Bottom line, despite some reporters portraying the Jets’ offer as “more in line with the marketplace,” the reality is that the Jets are not offering Fitzpatrick the kind of money that you’d expect a quarterback who threw for 3,905 yards, 31 touchdowns and 15 interceptions while leading his team to a 10-6 record to make.
Unfortunately for Fitzpatrick, he doesn’t have a lot of leverage. The offseason game of quarterback musical chairs is over, and he’s the only one standing, while the Jets are the only team with a seat open. He’s probably going to end up taking less money than his 2015 performance says he’s worth. But no one should portray the Jets’ offer as a good deal. By NFL starting quarterback standards, it’s not.
After spending the fourth overall pick in the draft on running back Ezekiel Elliott, the Cowboys fielded calls about whether they wanted to trade one of their veteran backs. But they said no.

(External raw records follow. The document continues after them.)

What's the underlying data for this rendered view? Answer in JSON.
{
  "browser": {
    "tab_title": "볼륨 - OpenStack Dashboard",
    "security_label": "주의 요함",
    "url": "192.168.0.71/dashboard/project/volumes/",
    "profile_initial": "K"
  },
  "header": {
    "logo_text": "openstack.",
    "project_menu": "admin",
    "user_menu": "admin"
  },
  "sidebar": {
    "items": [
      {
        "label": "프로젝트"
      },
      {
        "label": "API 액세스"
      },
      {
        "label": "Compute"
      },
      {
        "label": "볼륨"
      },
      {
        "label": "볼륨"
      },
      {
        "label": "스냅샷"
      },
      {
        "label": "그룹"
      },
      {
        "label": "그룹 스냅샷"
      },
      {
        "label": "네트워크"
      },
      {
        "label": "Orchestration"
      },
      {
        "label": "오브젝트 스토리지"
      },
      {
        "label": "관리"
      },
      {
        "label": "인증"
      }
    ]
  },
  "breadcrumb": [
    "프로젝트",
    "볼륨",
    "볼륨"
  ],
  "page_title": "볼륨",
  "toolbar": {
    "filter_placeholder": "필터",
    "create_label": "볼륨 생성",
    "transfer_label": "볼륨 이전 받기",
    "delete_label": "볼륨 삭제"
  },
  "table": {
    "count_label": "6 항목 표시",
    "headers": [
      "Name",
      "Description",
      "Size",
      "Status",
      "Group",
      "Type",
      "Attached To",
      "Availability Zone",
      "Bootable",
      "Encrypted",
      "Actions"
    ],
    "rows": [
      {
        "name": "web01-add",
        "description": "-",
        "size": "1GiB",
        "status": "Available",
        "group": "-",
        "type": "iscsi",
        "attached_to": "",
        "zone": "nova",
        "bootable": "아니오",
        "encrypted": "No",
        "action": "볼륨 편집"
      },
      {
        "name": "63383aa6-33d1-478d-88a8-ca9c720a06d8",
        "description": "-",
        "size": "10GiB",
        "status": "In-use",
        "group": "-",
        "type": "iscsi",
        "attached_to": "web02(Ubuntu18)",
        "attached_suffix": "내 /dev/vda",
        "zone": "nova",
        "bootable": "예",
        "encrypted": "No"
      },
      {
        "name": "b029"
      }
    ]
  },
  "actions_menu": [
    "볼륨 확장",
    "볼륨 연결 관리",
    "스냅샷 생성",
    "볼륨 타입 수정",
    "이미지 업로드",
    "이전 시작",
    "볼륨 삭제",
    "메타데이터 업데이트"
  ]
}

“We got calls during the draft asking to trade for a couple of our running backs, and we just don’t have that interest,” Jones said, via the Star-Telegram.

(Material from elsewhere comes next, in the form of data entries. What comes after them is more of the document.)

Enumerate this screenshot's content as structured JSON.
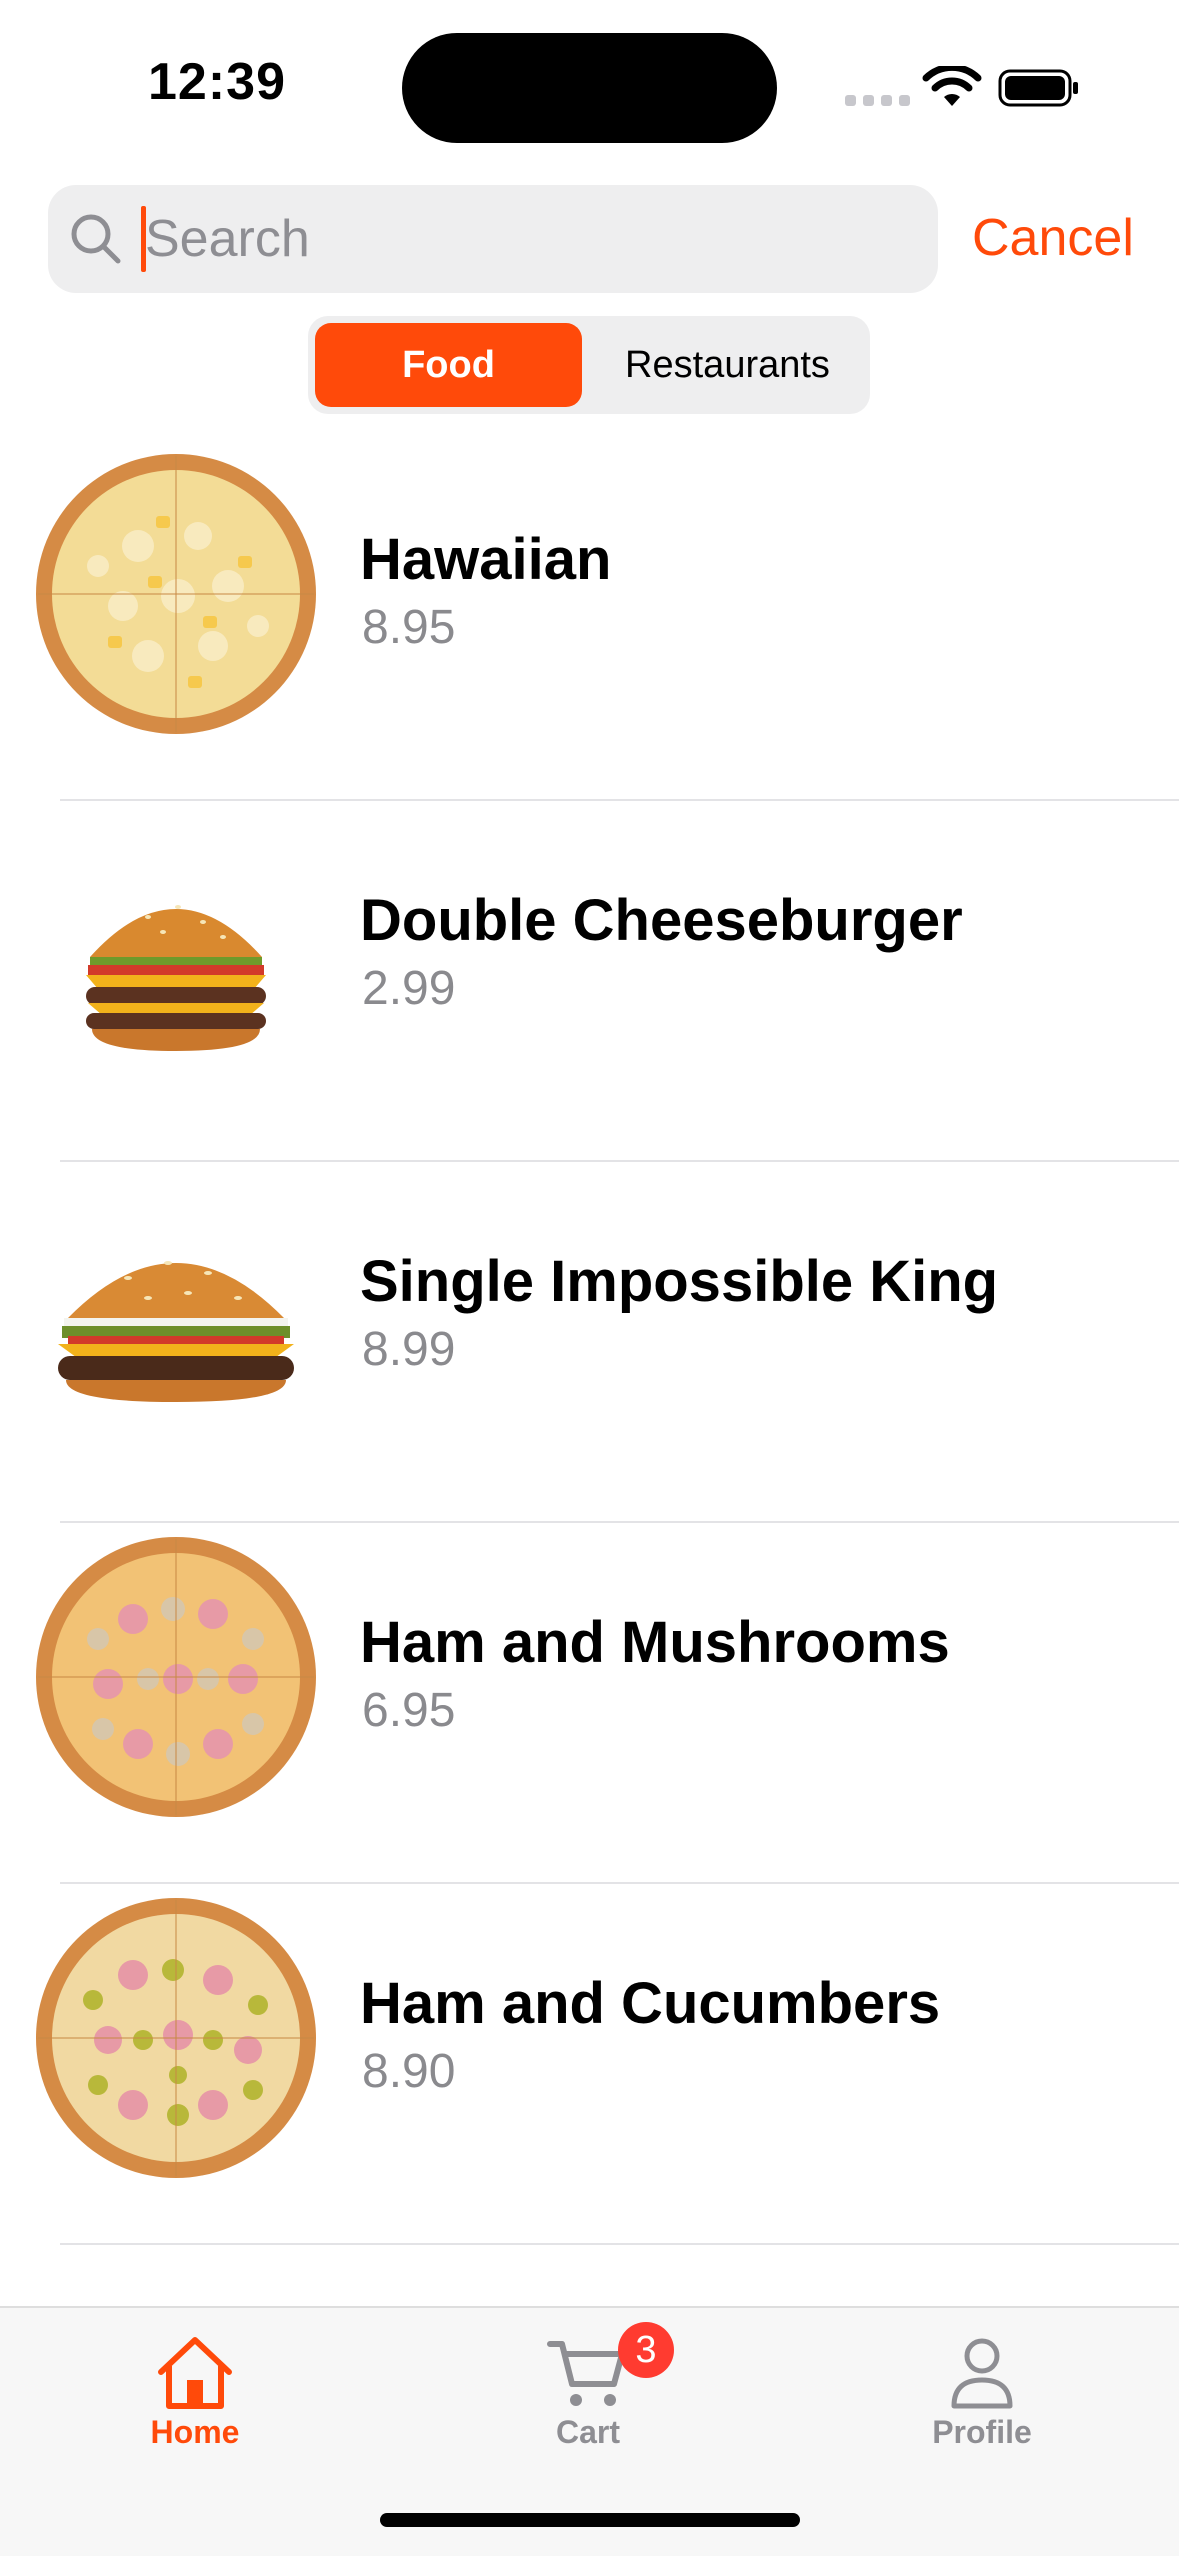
{
  "status_bar": {
    "time": "12:39"
  },
  "search": {
    "placeholder": "Search",
    "value": "",
    "cancel_label": "Cancel"
  },
  "segments": {
    "food": "Food",
    "restaurants": "Restaurants",
    "selected": "Food"
  },
  "items": [
    {
      "name": "Hawaiian",
      "price": "8.95",
      "image": "pizza-hawaiian"
    },
    {
      "name": "Double Cheeseburger",
      "price": "2.99",
      "image": "burger-double-cheese"
    },
    {
      "name": "Single Impossible King",
      "price": "8.99",
      "image": "burger-impossible-king"
    },
    {
      "name": "Ham and Mushrooms",
      "price": "6.95",
      "image": "pizza-ham-mushrooms"
    },
    {
      "name": "Ham and Cucumbers",
      "price": "8.90",
      "image": "pizza-ham-cucumbers"
    }
  ],
  "tabbar": {
    "home_label": "Home",
    "cart_label": "Cart",
    "cart_badge": "3",
    "profile_label": "Profile",
    "active": "Home"
  },
  "colors": {
    "accent": "#ff4a0a",
    "secondary_text": "#8a8a8e",
    "badge": "#ff3b30",
    "inactive_tab": "#8e8e93"
  }
}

McFadden, who is coming off a 1,089-yard season, is heading into the final year of his contract and has a $2.15 million cap hit. The Cowboys just signed Morris to a two-year, $3.5 million contract in March. Both players are affordable and have been productive, which could make them worth something in a trade.
So it wouldn’t be surprising to hear McFadden and Morris mentioned in trade talks again. Even if, for now, the Cowboys aren’t interested.

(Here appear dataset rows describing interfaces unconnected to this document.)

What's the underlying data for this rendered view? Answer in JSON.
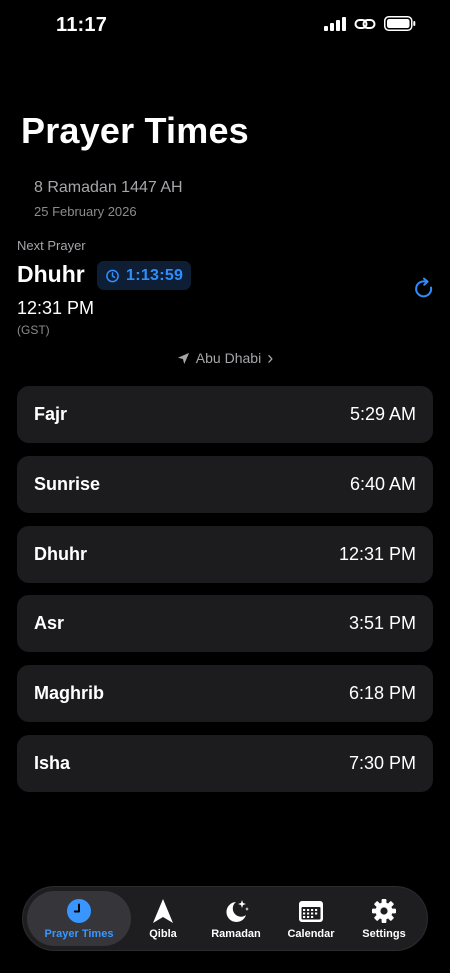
{
  "status_bar": {
    "time": "11:17"
  },
  "header": {
    "title": "Prayer Times",
    "hijri_date": "8 Ramadan 1447 AH",
    "gregorian_date": "25 February 2026"
  },
  "next_prayer": {
    "label": "Next Prayer",
    "name": "Dhuhr",
    "countdown": "1:13:59",
    "time": "12:31 PM",
    "timezone": "(GST)"
  },
  "location": {
    "city": "Abu Dhabi",
    "chevron": "›"
  },
  "prayers": [
    {
      "name": "Fajr",
      "time": "5:29 AM"
    },
    {
      "name": "Sunrise",
      "time": "6:40 AM"
    },
    {
      "name": "Dhuhr",
      "time": "12:31 PM"
    },
    {
      "name": "Asr",
      "time": "3:51 PM"
    },
    {
      "name": "Maghrib",
      "time": "6:18 PM"
    },
    {
      "name": "Isha",
      "time": "7:30 PM"
    }
  ],
  "tab_bar": {
    "tabs": [
      {
        "label": "Prayer Times",
        "icon": "clock-icon",
        "active": true
      },
      {
        "label": "Qibla",
        "icon": "compass-arrow-icon",
        "active": false
      },
      {
        "label": "Ramadan",
        "icon": "crescent-stars-icon",
        "active": false
      },
      {
        "label": "Calendar",
        "icon": "calendar-icon",
        "active": false
      },
      {
        "label": "Settings",
        "icon": "gear-icon",
        "active": false
      }
    ]
  },
  "colors": {
    "accent": "#2f8dff",
    "background": "#000000",
    "card": "#1c1c1e",
    "secondary_text": "#a7a7ab"
  }
}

That rollocking interview in which it became clear that Rex-Rob Ryan has taken charge in Buffalo included an effort by Rob Ryan to address the notion that he got a job with the Bills due to the fact that he’s the twin brother of the head coach.
“I heard this one the other day: Well, it’s nepotism. Nepotism?” Ryan told Jenny Vrentas of TheMMQB.com. “I’ve been in this league 20 years. I have coordinated the last 12 years in a row.”
Yes, and Ryan has been fired multiple times over the last 12 years, most recently after presiding over historically bad defenses in Dallas. So of course it’s nepotism; does anyone think Rex would have hired Rob for a position that didn’t previously exist in Buffalo (assistant head coach/defense) but for the fact that their once shared a womb?
It was Rob’s effort to dismiss the notion of nepotism that caused him to launch into the questionable rant that someone else was running the defense and that Rob Ryan went entirely against his nature and kept his mouth shut while it was happening. Why not just admit that the brotherly relationship helped create the level of trust that Rex craves as he goes “all in” to try to save his job with a playoff berth?
Even if Rob Ryan somehow would have been hired but for his relationship with Rex, the Ryan twin reunion already is showing signs of the kind of symbiosis that will accentuate already strong personalities. Putting them together will only make each of them more combustible, prompting both guys to take the kind of risks they wouldn’t take if they were operating on their own.
The mere fact that Rex-Rob opted to react to a bad month in Buffalo by granting a “press record and get out of the way” interview shows that their blended personalities will result in behavior that is more bombastic, more combative, more fraught with risk.
Which will make the 2016 season in Buffalo even more compelling — especially if the situation begins to fall apart and Rex-Rob opt to try to get things under control by being even more bombastic, even more combative, and taking even more risks.
In other words, get your popcorn ready. And keep it out of Rex-Rob’s reach.